the Genocide during WWI, and economic and political crises,’ explained Dr.
Payaslian in his opening remarks. `We are thrilled that this conference has
brought together scholars to present their new research on the Armenian
diaspora and to explore the evolution of Armenian diasporan communities and
stimulate analyses of current issues,’ he added.

The three-day conference was exceptional, in that the participants who came
from Armenia, Canada, England, France, Germany, Italy, Lebanon, Romania,
and the United States, could not recall another academic conference of such
size, diversity and scope. The presentations covered a wide array of topics
in the broad field of Diaspora Studies. Panels dealt with the following
themes: Transnationalism, Nationalism & Conflict; Diasporic Identity; Human
Rights & Genocide; Diasporic Identities and Community Building; Diaspora and
Cultural Development; Narrativization of Diasporic Belongingness and
Revival; Armenian Repatriations; The Desnelle Collective (contemporary
artists in various media); Culture & Economy in Diasporan Communities;
Transdisciplinarity of Diaspora Studies; and Diasporan Ethno-nationalism &

The first day of the conference represented the work of young, up-and-coming
scholars. Their level of expertise and dedication to the subject promise a
bright future for Armenian Diaspora Studies. The number of scholars working
in the field and the variety of their subjects was also a revelation to
many, as before this conference they were not aware of each other’s work in
this field.

Particularly enjoyed at the conference was a session entitled `The Desnelle
Collective,’ which included papers and presentations about the Armenian
Diaspora through various art forms, including video, the book, performance
art and painting, along with analytical discussions.

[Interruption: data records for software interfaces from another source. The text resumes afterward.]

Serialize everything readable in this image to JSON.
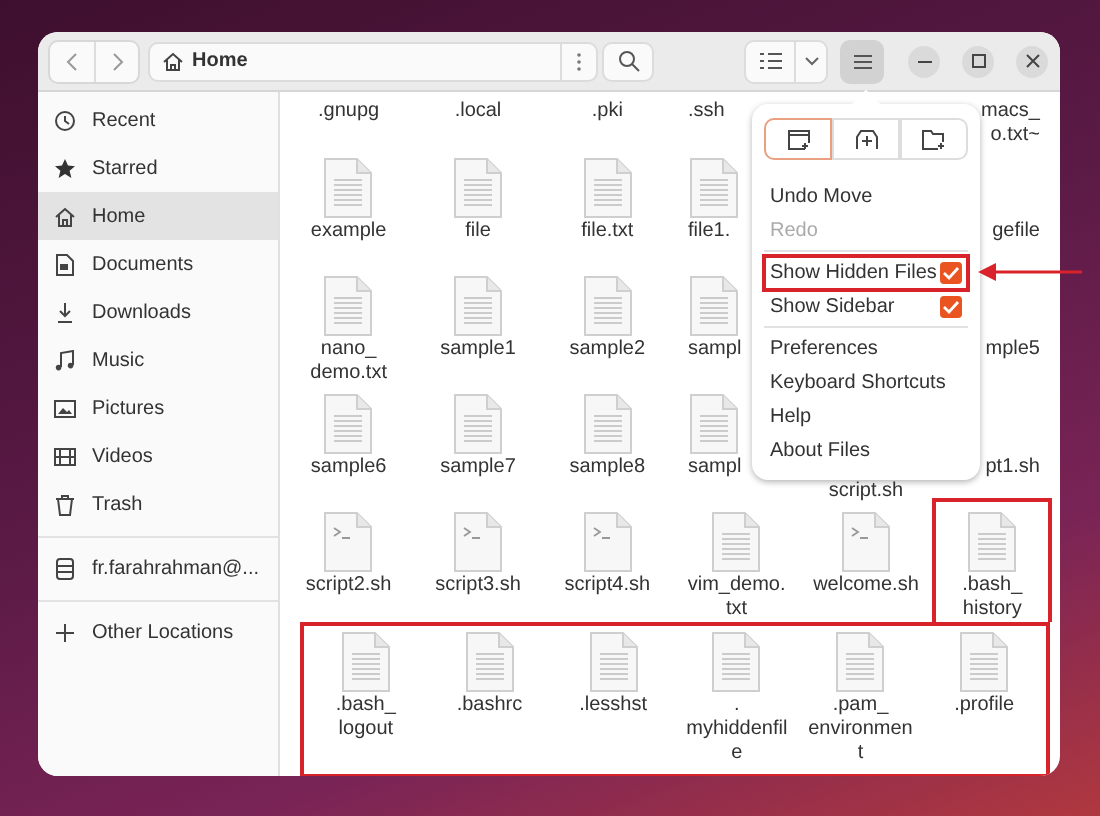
{
  "path_bar": {
    "label": "Home"
  },
  "sidebar": {
    "sections": [
      [
        {
          "label": "Recent",
          "selected": false
        },
        {
          "label": "Starred",
          "selected": false
        },
        {
          "label": "Home",
          "selected": true
        },
        {
          "label": "Documents",
          "selected": false
        },
        {
          "label": "Downloads",
          "selected": false
        },
        {
          "label": "Music",
          "selected": false
        },
        {
          "label": "Pictures",
          "selected": false
        },
        {
          "label": "Videos",
          "selected": false
        },
        {
          "label": "Trash",
          "selected": false
        }
      ],
      [
        {
          "label": "fr.farahrahman@...",
          "selected": false
        }
      ],
      [
        {
          "label": "Other Locations",
          "selected": false
        }
      ]
    ]
  },
  "files": {
    "rows": [
      {
        "outlined": false,
        "items": [
          {
            "label": ".gnupg",
            "kind": "label"
          },
          {
            "label": ".local",
            "kind": "label"
          },
          {
            "label": ".pki",
            "kind": "label"
          },
          {
            "label": ".ssh",
            "kind": "label-cut-right"
          },
          {
            "label": "macs_\no.txt~",
            "kind": "label-cut-left"
          }
        ]
      },
      {
        "outlined": false,
        "items": [
          {
            "label": "example",
            "kind": "text"
          },
          {
            "label": "file",
            "kind": "text"
          },
          {
            "label": "file.txt",
            "kind": "text"
          },
          {
            "label": "file1.",
            "kind": "cut-right"
          },
          {
            "label": "gefile",
            "kind": "cut-left"
          }
        ]
      },
      {
        "outlined": false,
        "items": [
          {
            "label": "nano_\ndemo.txt",
            "kind": "text"
          },
          {
            "label": "sample1",
            "kind": "text"
          },
          {
            "label": "sample2",
            "kind": "text"
          },
          {
            "label": "sampl",
            "kind": "cut-right"
          },
          {
            "label": "mple5",
            "kind": "cut-left"
          }
        ]
      },
      {
        "outlined": false,
        "items": [
          {
            "label": "sample6",
            "kind": "text"
          },
          {
            "label": "sample7",
            "kind": "text"
          },
          {
            "label": "sample8",
            "kind": "text"
          },
          {
            "label": "sampl",
            "kind": "cut-right"
          },
          {
            "label": "script.sh",
            "kind": "cut-top"
          },
          {
            "label": "pt1.sh",
            "kind": "cut-left"
          }
        ]
      },
      {
        "outlined": false,
        "items": [
          {
            "label": "script2.sh",
            "kind": "script",
            "outlined": false
          },
          {
            "label": "script3.sh",
            "kind": "script",
            "outlined": false
          },
          {
            "label": "script4.sh",
            "kind": "script",
            "outlined": false
          },
          {
            "label": "vim_demo.\ntxt",
            "kind": "text",
            "outlined": false
          },
          {
            "label": "welcome.sh",
            "kind": "script",
            "outlined": false
          },
          {
            "label": ".bash_\nhistory",
            "kind": "text",
            "outlined": true
          }
        ]
      },
      {
        "outlined": true,
        "items": [
          {
            "label": ".bash_\nlogout",
            "kind": "text"
          },
          {
            "label": ".bashrc",
            "kind": "text"
          },
          {
            "label": ".lesshst",
            "kind": "text"
          },
          {
            "label": ".\nmyhiddenfil\ne",
            "kind": "text"
          },
          {
            "label": ".pam_\nenvironmen\nt",
            "kind": "text"
          },
          {
            "label": ".profile",
            "kind": "text"
          }
        ]
      }
    ]
  },
  "menu": {
    "actions": [
      {
        "kind": "new-window",
        "selected": true
      },
      {
        "kind": "new-tab",
        "selected": false
      },
      {
        "kind": "new-folder",
        "selected": false
      }
    ],
    "items": [
      {
        "kind": "action",
        "label": "Undo Move",
        "disabled": false
      },
      {
        "kind": "action",
        "label": "Redo",
        "disabled": true
      },
      {
        "kind": "separator"
      },
      {
        "kind": "check",
        "label": "Show Hidden Files",
        "checked": true,
        "outlined": true
      },
      {
        "kind": "check",
        "label": "Show Sidebar",
        "checked": true,
        "outlined": false
      },
      {
        "kind": "separator"
      },
      {
        "kind": "action",
        "label": "Preferences",
        "disabled": false
      },
      {
        "kind": "action",
        "label": "Keyboard Shortcuts",
        "disabled": false
      },
      {
        "kind": "action",
        "label": "Help",
        "disabled": false
      },
      {
        "kind": "action",
        "label": "About Files",
        "disabled": false
      }
    ]
  }
}
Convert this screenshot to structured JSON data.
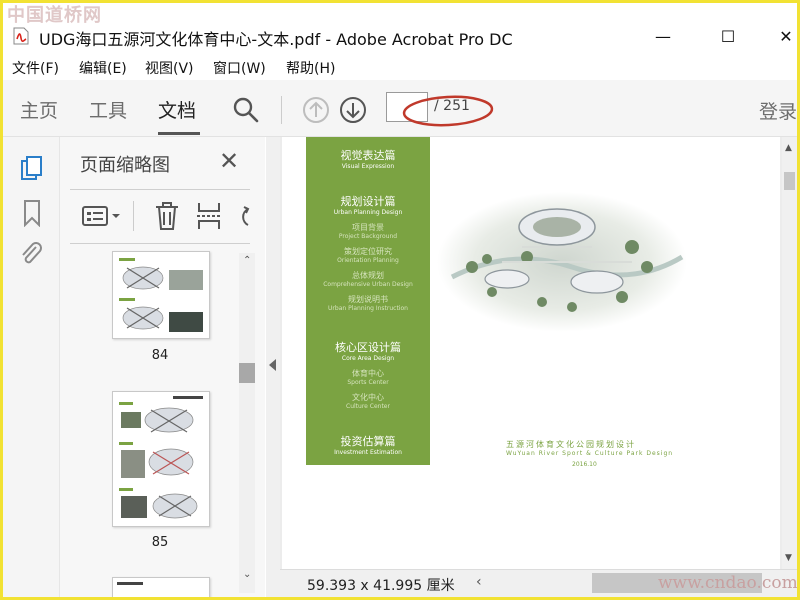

Discussant David
Kazanjian from the University of Pennsylvania described the session as `a
breath of fresh air in which I am exalted to step.’

Summing up the success of the event Dr. Payaslian explained there is still a
lot of work to be done. `As a first step, it is necessary to expand the
temporal and spatial parameters of Armenian Diaspora Studies, to integrate
theoretical and empirical, qualitative and quantitative approaches,’ he
stated in his closing remarks. `There are other topics that Armenian
Diaspora Studies must consider that are extremely important and necessary,
such as the study of community leadership, and the study of the role, place,
significance and impact of at least four major institutions which include:
political parties, the church, the media and schools,’ Dr. Payaslian

Details about each of the participants and their presentations, including
photos from the conference, are available at
The International Institute for Diaspora Studies (A Division of the Zoryan
Institute) is dedicated to the study and dissemination of knowledge
regarding the phenomenon of diaspora. The Institute investigates the
character, capacity and concerns of diasporan communities, as both domestic
and international actors, and promotes a deeper understanding of diasporas,
transnational immigration networks and their impact on both home and host
countries. Since 1991, Zoryan’s pioneering Diaspora: A Journal of
Transnational Studies, under the editorship of Prof. Khachig Tololyan, has
played a leading role in directing the discussion in an interdisciplinary
and comparative manner. For more information please contact the Zoryan
Institute by email [email protected] or telephone (416) 250-9807.

From: Emil Lazarian | Ararat NewsPress

Emil Lazarian

“I should like to see any power of the world destroy this race, this small tribe of unimportant people, whose wars have all been fought and lost, whose structures have crumbled, literature is unread, music is unheard, and prayers are no more answered. Go ahead, destroy Armenia . See if you can do it. Send them into the desert without bread or water. Burn their homes and churches. Then see if they will not laugh, sing and pray again. For when two of them meet anywhere in the world, see if they will not create a New Armenia.” - WS